Task item |
Please return every line of the records below that holds the word "icon".

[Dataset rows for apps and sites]
# # # # # # #

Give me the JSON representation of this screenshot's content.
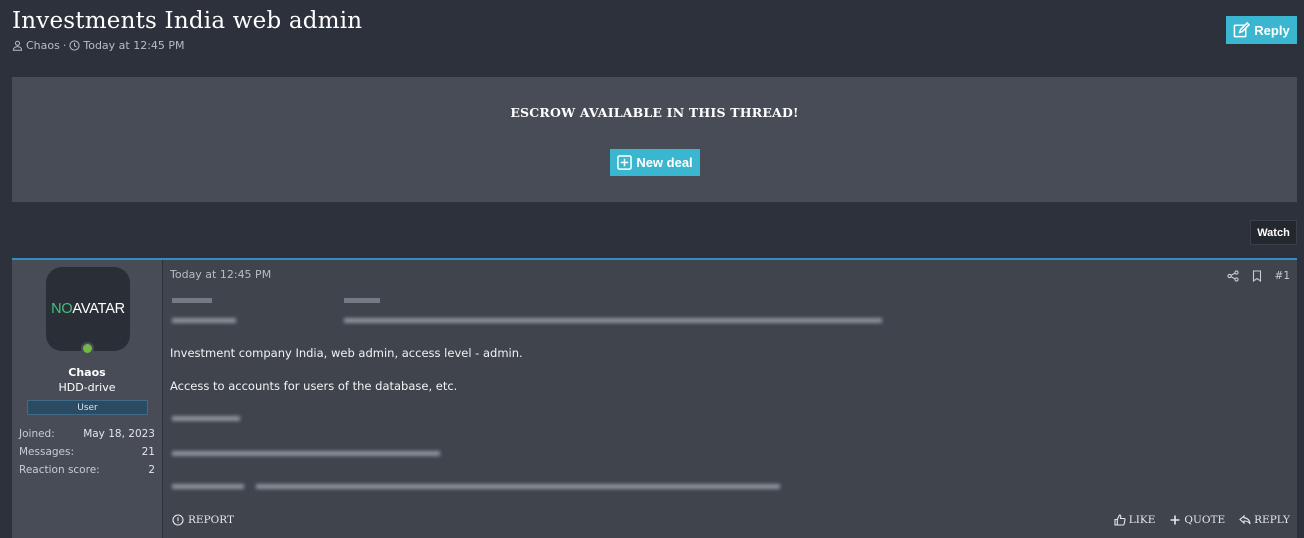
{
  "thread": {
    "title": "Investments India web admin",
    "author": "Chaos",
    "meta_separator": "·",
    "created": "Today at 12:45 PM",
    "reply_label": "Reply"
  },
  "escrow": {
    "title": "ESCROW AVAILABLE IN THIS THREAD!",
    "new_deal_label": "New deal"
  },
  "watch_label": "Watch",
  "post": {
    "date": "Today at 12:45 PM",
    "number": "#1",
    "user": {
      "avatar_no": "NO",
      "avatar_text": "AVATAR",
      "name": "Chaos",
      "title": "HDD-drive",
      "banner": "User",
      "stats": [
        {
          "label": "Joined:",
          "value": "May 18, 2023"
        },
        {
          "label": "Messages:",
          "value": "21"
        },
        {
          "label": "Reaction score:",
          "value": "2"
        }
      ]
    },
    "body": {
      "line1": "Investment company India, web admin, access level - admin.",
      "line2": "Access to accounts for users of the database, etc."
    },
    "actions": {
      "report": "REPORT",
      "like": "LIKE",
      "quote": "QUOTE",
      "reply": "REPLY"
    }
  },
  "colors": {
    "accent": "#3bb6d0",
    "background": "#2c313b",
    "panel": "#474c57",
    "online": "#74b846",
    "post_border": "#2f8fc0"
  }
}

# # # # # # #

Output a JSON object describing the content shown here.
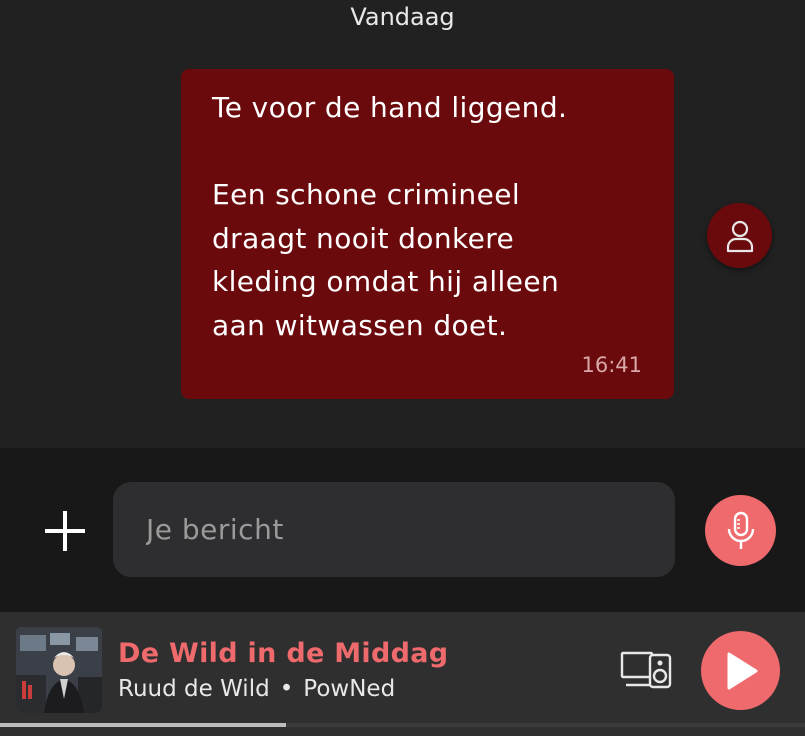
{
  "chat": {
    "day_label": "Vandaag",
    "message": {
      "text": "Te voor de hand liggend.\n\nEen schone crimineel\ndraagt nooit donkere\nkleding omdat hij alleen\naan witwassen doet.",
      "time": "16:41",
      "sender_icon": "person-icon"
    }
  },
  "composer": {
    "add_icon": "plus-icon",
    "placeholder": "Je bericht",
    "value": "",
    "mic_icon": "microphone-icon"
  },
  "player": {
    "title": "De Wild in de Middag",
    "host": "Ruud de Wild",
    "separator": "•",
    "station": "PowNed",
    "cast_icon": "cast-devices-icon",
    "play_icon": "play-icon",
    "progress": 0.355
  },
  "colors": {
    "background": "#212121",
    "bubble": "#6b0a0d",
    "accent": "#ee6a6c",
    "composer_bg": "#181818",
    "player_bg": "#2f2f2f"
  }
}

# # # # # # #

Task solution |
      "sender_icon": "person-icon"
    "add_icon": "plus-icon",
    "mic_icon": "microphone-icon"
    "cast_icon": "cast-devices-icon",
    "play_icon": "play-icon",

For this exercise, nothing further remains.